“That made me really uncomfortable.”
These words, when spoken to an employer, CEO, director or manager can trigger a raft of legal and ethical responsibilities in responding to what may have been harassment at work.
Recently, we have watched as very public allegations of sexual and other forms of harassment in the workplace have come to light in various industries, including the legal fraternity, and the creative sector, and some very public criticism levelled at the way in which complaints were handled by those aware of them. But just what are the duties of a manager or employer, once they are aware of an allegation or complaint around harassment at work. How is the employer to balance the complainant’s right to safety at work, alongside the employment and other interests of the alleged offender. Further, what risks are associated with individuals and organisations speaking publically about allegations outside of formal investigations and court processes?
This has been a year for many businesses and organisations to think quickly, but also to plan longer term around stronger governance around risks at work. In this one hour webinar we are joined by two experts in managing these risks and thus creating more positive workplace cultures.

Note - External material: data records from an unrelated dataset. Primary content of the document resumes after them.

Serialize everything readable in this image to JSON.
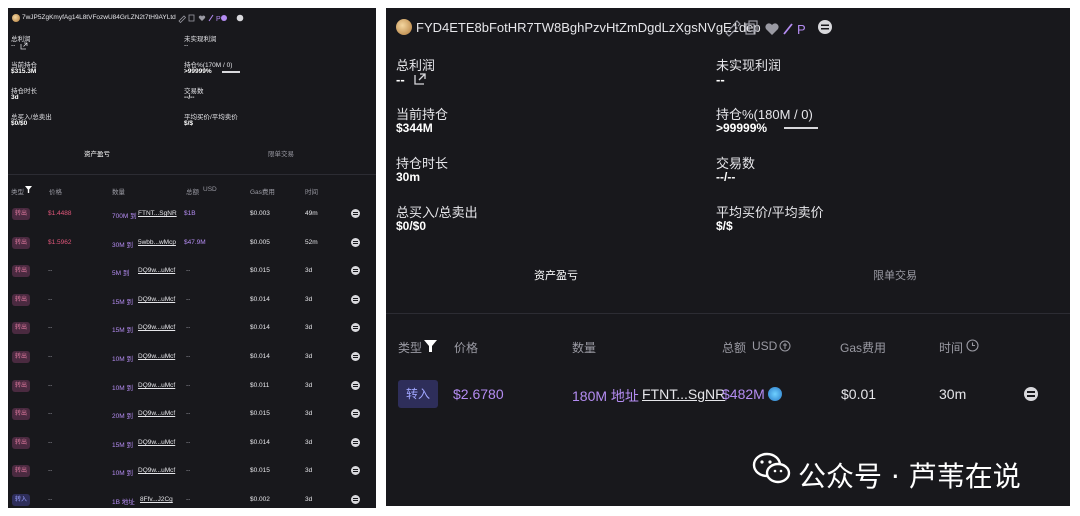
{
  "left": {
    "address": "7wJP5ZgKmyfAg14L8tVFozwU84GrLZN2t7tH9AYLtd",
    "stats": {
      "total_profit_label": "总利润",
      "total_profit_value": "--",
      "unrealized_label": "未实现利润",
      "unrealized_value": "--",
      "holding_label": "当前持仓",
      "holding_value": "$315.3M",
      "holding_pct_label": "持仓%(170M / 0)",
      "holding_pct_value": ">99999%",
      "duration_label": "持仓时长",
      "duration_value": "3d",
      "trades_label": "交易数",
      "trades_value": "--/--",
      "buy_sell_label": "总买入/总卖出",
      "buy_sell_value": "$0/$0",
      "avg_label": "平均买价/平均卖价",
      "avg_value": "$/$"
    },
    "tabs": [
      "资产盈亏",
      "限单交易"
    ],
    "headers": [
      "类型",
      "价格",
      "数量",
      "总额",
      "USD",
      "Gas费用",
      "时间"
    ],
    "rows": [
      {
        "type": "转出",
        "price": "$1.4488",
        "amount": "700M 到",
        "addr": "FTNT...SgNR",
        "total": "$1B",
        "gas": "$0.003",
        "time": "49m"
      },
      {
        "type": "转出",
        "price": "$1.5962",
        "amount": "30M 到",
        "addr": "5wbb...wMcp",
        "total": "$47.9M",
        "gas": "$0.005",
        "time": "52m"
      },
      {
        "type": "转出",
        "price": "--",
        "amount": "5M 到",
        "addr": "DQ9w...uMcf",
        "total": "--",
        "gas": "$0.015",
        "time": "3d"
      },
      {
        "type": "转出",
        "price": "--",
        "amount": "15M 到",
        "addr": "DQ9w...uMcf",
        "total": "--",
        "gas": "$0.014",
        "time": "3d"
      },
      {
        "type": "转出",
        "price": "--",
        "amount": "15M 到",
        "addr": "DQ9w...uMcf",
        "total": "--",
        "gas": "$0.014",
        "time": "3d"
      },
      {
        "type": "转出",
        "price": "--",
        "amount": "10M 到",
        "addr": "DQ9w...uMcf",
        "total": "--",
        "gas": "$0.014",
        "time": "3d"
      },
      {
        "type": "转出",
        "price": "--",
        "amount": "10M 到",
        "addr": "DQ9w...uMcf",
        "total": "--",
        "gas": "$0.011",
        "time": "3d"
      },
      {
        "type": "转出",
        "price": "--",
        "amount": "20M 到",
        "addr": "DQ9w...uMcf",
        "total": "--",
        "gas": "$0.015",
        "time": "3d"
      },
      {
        "type": "转出",
        "price": "--",
        "amount": "15M 到",
        "addr": "DQ9w...uMcf",
        "total": "--",
        "gas": "$0.014",
        "time": "3d"
      },
      {
        "type": "转出",
        "price": "--",
        "amount": "10M 到",
        "addr": "DQ9w...uMcf",
        "total": "--",
        "gas": "$0.015",
        "time": "3d"
      },
      {
        "type": "转入",
        "price": "--",
        "amount": "1B 地址",
        "addr": "8Ffv...J2Cg",
        "total": "--",
        "gas": "$0.002",
        "time": "3d"
      }
    ]
  },
  "right": {
    "address": "FYD4ETE8bFotHR7TW8BghPzvHtZmDgdLzXgsNVgE1dep",
    "letter": "P",
    "stats": {
      "total_profit_label": "总利润",
      "total_profit_value": "--",
      "unrealized_label": "未实现利润",
      "unrealized_value": "--",
      "holding_label": "当前持仓",
      "holding_value": "$344M",
      "holding_pct_label": "持仓%(180M / 0)",
      "holding_pct_value": ">99999%",
      "duration_label": "持仓时长",
      "duration_value": "30m",
      "trades_label": "交易数",
      "trades_value": "--/--",
      "buy_sell_label": "总买入/总卖出",
      "buy_sell_value": "$0/$0",
      "avg_label": "平均买价/平均卖价",
      "avg_value": "$/$"
    },
    "tabs": [
      "资产盈亏",
      "限单交易"
    ],
    "headers": [
      "类型",
      "价格",
      "数量",
      "总额",
      "USD",
      "Gas费用",
      "时间"
    ],
    "row": {
      "type": "转入",
      "price": "$2.6780",
      "amount": "180M 地址",
      "addr": "FTNT...SgNR",
      "total": "$482M",
      "gas": "$0.01",
      "time": "30m"
    }
  },
  "watermark": "公众号 · 芦苇在说",
  "colors": {
    "panel_bg": "#18181c",
    "accent_purple": "#b48cf2",
    "sell_red": "#e0567a",
    "buy_blue": "#a0a6ff"
  }
}
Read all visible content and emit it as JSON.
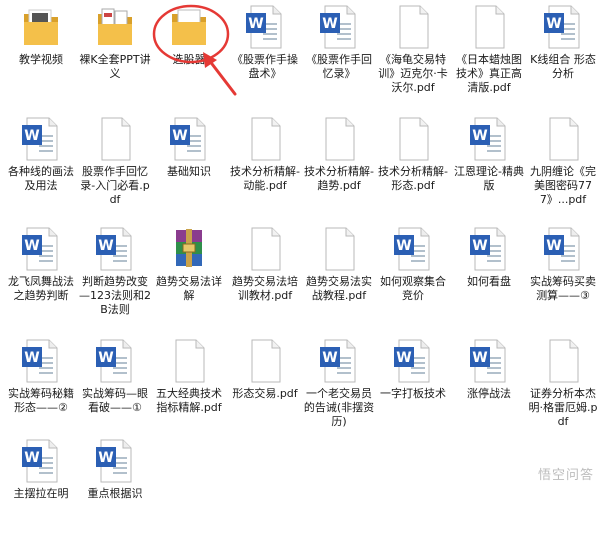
{
  "files": [
    {
      "type": "folder-media",
      "label": "教学视频"
    },
    {
      "type": "folder-docs",
      "label": "裸K全套PPT讲义"
    },
    {
      "type": "folder-plain",
      "label": "选股器"
    },
    {
      "type": "word",
      "label": "《股票作手操盘术》"
    },
    {
      "type": "word",
      "label": "《股票作手回忆录》"
    },
    {
      "type": "blank",
      "label": "《海龟交易特训》迈克尔·卡沃尔.pdf"
    },
    {
      "type": "blank",
      "label": "《日本蜡烛图技术》真正高清版.pdf"
    },
    {
      "type": "word",
      "label": "K线组合 形态分析"
    },
    {
      "type": "word",
      "label": "各种线的画法及用法"
    },
    {
      "type": "blank",
      "label": "股票作手回忆录-入门必看.pdf"
    },
    {
      "type": "word",
      "label": "基础知识"
    },
    {
      "type": "blank",
      "label": "技术分析精解-动能.pdf"
    },
    {
      "type": "blank",
      "label": "技术分析精解-趋势.pdf"
    },
    {
      "type": "blank",
      "label": "技术分析精解-形态.pdf"
    },
    {
      "type": "word",
      "label": "江恩理论-精典版"
    },
    {
      "type": "blank",
      "label": "九阴缠论《完美图密码777》...pdf"
    },
    {
      "type": "word",
      "label": "龙飞凤舞战法之趋势判断"
    },
    {
      "type": "word",
      "label": "判断趋势改变—123法则和2B法则"
    },
    {
      "type": "rar",
      "label": "趋势交易法详解"
    },
    {
      "type": "blank",
      "label": "趋势交易法培训教材.pdf"
    },
    {
      "type": "blank",
      "label": "趋势交易法实战教程.pdf"
    },
    {
      "type": "word",
      "label": "如何观察集合竞价"
    },
    {
      "type": "word",
      "label": "如何看盘"
    },
    {
      "type": "word",
      "label": "实战筹码买卖测算——③"
    },
    {
      "type": "word",
      "label": "实战筹码秘籍形态——②"
    },
    {
      "type": "word",
      "label": "实战筹码—眼看破——①"
    },
    {
      "type": "blank",
      "label": "五大经典技术指标精解.pdf"
    },
    {
      "type": "blank",
      "label": "形态交易.pdf"
    },
    {
      "type": "word",
      "label": "一个老交易员的告诫(非摆资历)"
    },
    {
      "type": "word",
      "label": "一字打板技术"
    },
    {
      "type": "word",
      "label": "涨停战法"
    },
    {
      "type": "blank",
      "label": "证券分析本杰明·格雷厄姆.pdf"
    },
    {
      "type": "word",
      "label": "主摆拉在明"
    },
    {
      "type": "word",
      "label": "重点根据识"
    }
  ],
  "annotation": {
    "circle_color": "#e53935",
    "arrow_color": "#e53935"
  },
  "colors": {
    "folder": "#f4c04a",
    "folder_dark": "#d9a02a",
    "word_blue": "#2b5fb4",
    "paper": "#ffffff",
    "paper_border": "#b9b9b9"
  },
  "watermark": "悟空问答"
}
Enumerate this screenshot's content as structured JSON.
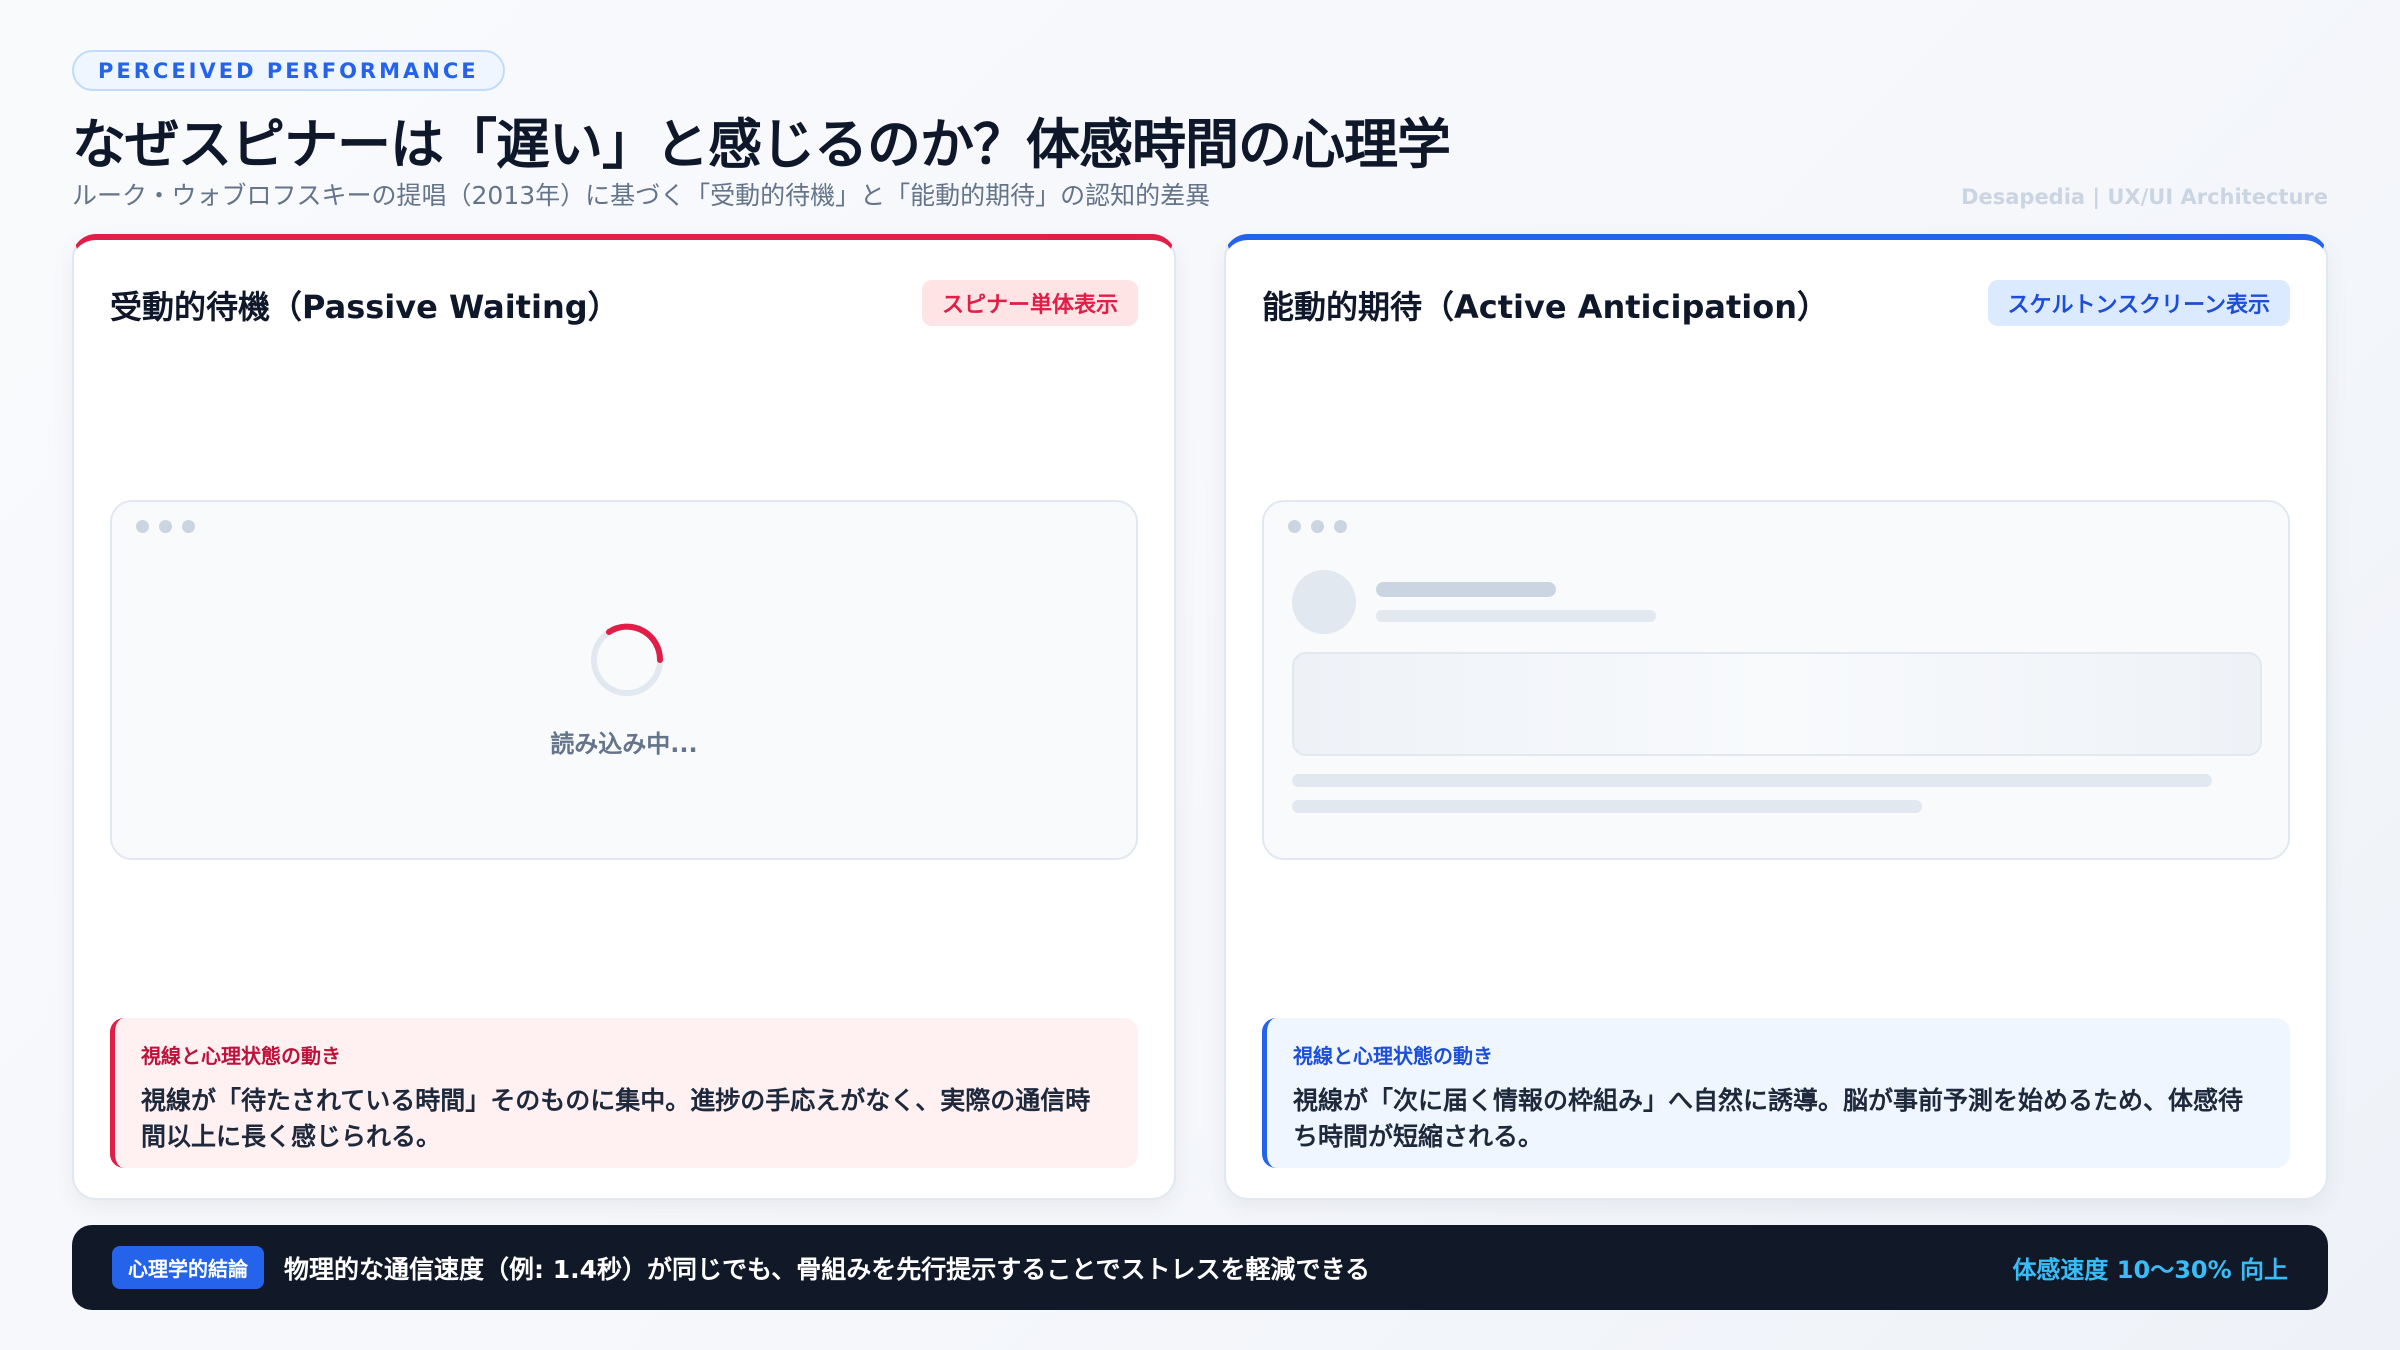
{
  "header": {
    "tag": "PERCEIVED PERFORMANCE",
    "title": "なぜスピナーは「遅い」と感じるのか？体感時間の心理学",
    "subtitle": "ルーク・ウォブロフスキーの提唱（2013年）に基づく「受動的待機」と「能動的期待」の認知的差異",
    "credit": "Desapedia | UX/UI Architecture"
  },
  "passive": {
    "title": "受動的待機（Passive Waiting）",
    "badge": "スピナー単体表示",
    "loading_text": "読み込み中...",
    "note_label": "視線と心理状態の動き",
    "note_body": "視線が「待たされている時間」そのものに集中。進捗の手応えがなく、実際の通信時間以上に長く感じられる。",
    "accent_color": "#e11d48",
    "icons": [
      "window-dots-icon",
      "spinner-icon"
    ]
  },
  "active": {
    "title": "能動的期待（Active Anticipation）",
    "badge": "スケルトンスクリーン表示",
    "note_label": "視線と心理状態の動き",
    "note_body": "視線が「次に届く情報の枠組み」へ自然に誘導。脳が事前予測を始めるため、体感待ち時間が短縮される。",
    "accent_color": "#2563eb",
    "icons": [
      "window-dots-icon",
      "skeleton-avatar-icon"
    ]
  },
  "footer": {
    "badge": "心理学的結論",
    "text": "物理的な通信速度（例: 1.4秒）が同じでも、骨組みを先行提示することでストレスを軽減できる",
    "metric": "体感速度 10〜30% 向上"
  }
}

Join Arts Law’s Suzanne Derry as we demystify and navigate the complexities with Holding Redlich partners, Louise Rumble (Workplace Relations and Safety expert) and Susan Goodman (Dispute Resolution and Litigation expert).